While letting the opportunity to capture their second Cup in three years slip through their fingers will never be easy to come to grips with, nothing could completely sour what the Bruins have accomplished on and off the ice over the last few months.
“Yeah, it’s definitely a tough year for the city with everything we went through between Newtown and here in Boston of course,” winger Dan Paille said. “I think sports just kind of get everyone’s minds off of some bad things and kind of embraces everything around you. And then I think with our run as far as we went, I think it definitely could have helped a lot of people. I guess that’s all you can ask for as an athlete and having an enjoyable time being at the games.”
While the Bruins and their wild playoff run were something the community turned its attention to for an escape from the grim reality facing them, the players were consumed by just as much raw emotion as those they aimed to provide some semblance of relief for.
“I think the guys handled it as best they could, and we gained a perspective of what our role was in this city, and also some perspective on what’s important in life in the bigger picture,” defenseman Andrew Ference said. “We’re playing a sport. I think everybody feels fortunate to be doing that, and you see what some of the other people are going through. I think it was easier for us to turn the pages on the trying times, and a lot easier to dig deeper I think when we needed to dig deeper for an extra little push.”
Championship or not, Boston treated its fans to one incredibly entertaining playoff run.
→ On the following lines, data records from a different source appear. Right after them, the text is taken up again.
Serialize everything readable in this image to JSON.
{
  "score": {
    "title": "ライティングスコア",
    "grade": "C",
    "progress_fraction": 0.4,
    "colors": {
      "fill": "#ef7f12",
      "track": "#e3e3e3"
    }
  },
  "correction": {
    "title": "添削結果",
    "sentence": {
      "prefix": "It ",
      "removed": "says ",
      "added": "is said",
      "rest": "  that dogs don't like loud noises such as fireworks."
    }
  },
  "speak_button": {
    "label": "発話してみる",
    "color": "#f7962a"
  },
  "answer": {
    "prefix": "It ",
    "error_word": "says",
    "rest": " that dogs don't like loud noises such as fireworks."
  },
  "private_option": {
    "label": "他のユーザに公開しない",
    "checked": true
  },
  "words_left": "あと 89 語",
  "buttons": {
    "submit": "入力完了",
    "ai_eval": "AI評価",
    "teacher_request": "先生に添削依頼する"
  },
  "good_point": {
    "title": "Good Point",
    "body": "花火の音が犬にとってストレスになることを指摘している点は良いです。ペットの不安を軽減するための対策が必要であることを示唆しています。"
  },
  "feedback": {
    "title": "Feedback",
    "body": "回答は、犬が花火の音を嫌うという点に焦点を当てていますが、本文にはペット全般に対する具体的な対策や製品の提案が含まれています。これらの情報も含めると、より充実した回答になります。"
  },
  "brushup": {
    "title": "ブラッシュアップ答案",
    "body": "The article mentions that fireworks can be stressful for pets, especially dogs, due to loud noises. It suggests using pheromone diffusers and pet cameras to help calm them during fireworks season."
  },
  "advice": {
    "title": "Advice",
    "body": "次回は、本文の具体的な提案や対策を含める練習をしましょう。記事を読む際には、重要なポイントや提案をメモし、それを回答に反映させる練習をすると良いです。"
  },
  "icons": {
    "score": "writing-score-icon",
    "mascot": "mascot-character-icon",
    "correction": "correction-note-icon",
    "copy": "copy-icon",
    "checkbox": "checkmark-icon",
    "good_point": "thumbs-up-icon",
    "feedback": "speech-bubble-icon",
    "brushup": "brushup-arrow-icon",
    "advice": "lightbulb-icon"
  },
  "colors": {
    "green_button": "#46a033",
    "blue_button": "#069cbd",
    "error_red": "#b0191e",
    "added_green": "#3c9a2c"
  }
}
The team helped a reeling city get back on its feet, and in the midst of handling all of that adversity, every member of the already-tight band of Bruins became just a little bit closer.
“I think so. Like you said, just with what we went through as a city with the marathon stuff, and also with what happened in that Toronto series as well,” Lucic said when asked about the team coming together in the face of adversity. “I think it does make the group closer. And getting back to this point, right now it’s an empty feeling with not being able to come out of it with a Cup.
“But I think if you look at it, it was a lot of fun playing playoff hockey and getting to the Stanley Cup Final again. So our group is as tight as it ever was. That’s the big reason why we want to be back here next year.”
This article originally appeared in the July 2013 edition of the New England Hockey Journal.